How has a club that is based in one of Europe’s unemployment blackspots turned itself into the ruling power in the world’s most popular sport?

Barça has provided a distinctive solution to some of the most contentious problems in management theory. What is the right balance between stars and the rest of mankind? Should you buy talent or grow your own? How can you harness the enthusiasm of consumers to promote your brand? And how do you combine the advantages of local roots and global reach?

Barça puts more emphasis than any other major team on growing its own players. Other football teams often resemble the United Nations. Barça, by contrast, is still dominated by local players, and Catalan is often spoken in the dressing room. Eight of the team’s leading players are products of its football school, La Masia.

It is a boarding school that puts as much emphasis on character-training as on footballing skills. The students are relentlessly instructed in the importance of team spirit, self-sacrifice and perseverance. They are also taught that Barça is “more than a club”: it is the embodiment of Catalan pride that kept the region’s spirit alive during the years when Spain groaned under the fascist Franco regime. Fans regularly sport banners proclaiming that “Catalonia is not Spain”.

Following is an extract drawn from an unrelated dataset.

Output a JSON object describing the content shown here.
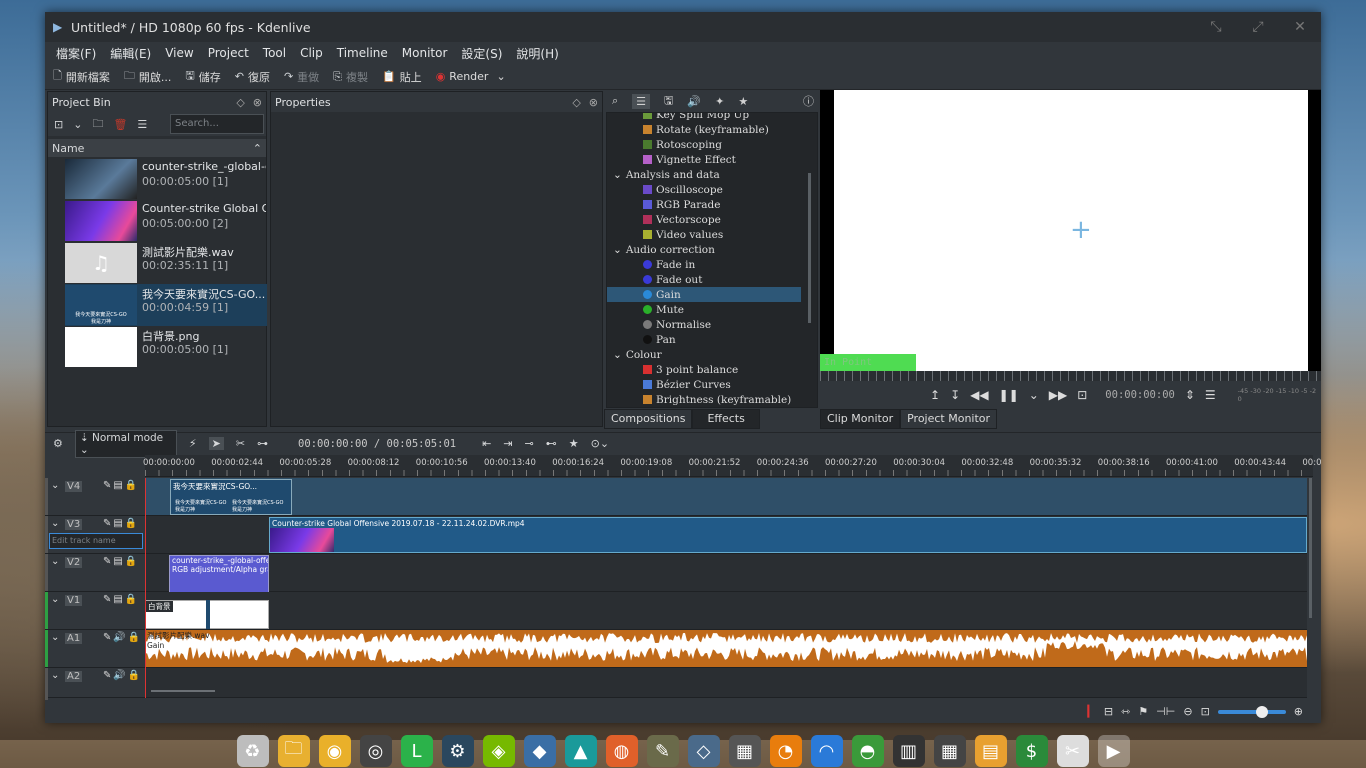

Barça has used the idea that it is “more than a club” to cultivate a two-way relationship with its fans. It is owned by its members (socis in Catalan), who now number 150,000, rather than by shareholders or foreign tycoons. The management is answerable to an assembly that consists of 2,500 randomly chosen socis and the 600 most senior members. The club supports many sports other than football and runs a popular museum in Barcelona.

Barça’s management style chimes in with the thinking of two admired theorists. Boris Groysberg, of Harvard Business School, has warned that companies are too obsessed with hiring stars rather than developing teams. He conducted a fascinating study of successful Wall Street analysts who moved from one firm to another. He discovered that company-switching analysts saw an immediate decline in their performance. For all their swagger, it seems that their success depended as much on their co-workers as their innate talents. Jim Collins, the author of “Good to Great”, argues that the secret of long-term corporate success lies in cultivating a distinctive set of values.

For all the talk of diversity and globalisation, this usually means promoting from within and putting down deep local roots.

Read the full article from The Economist.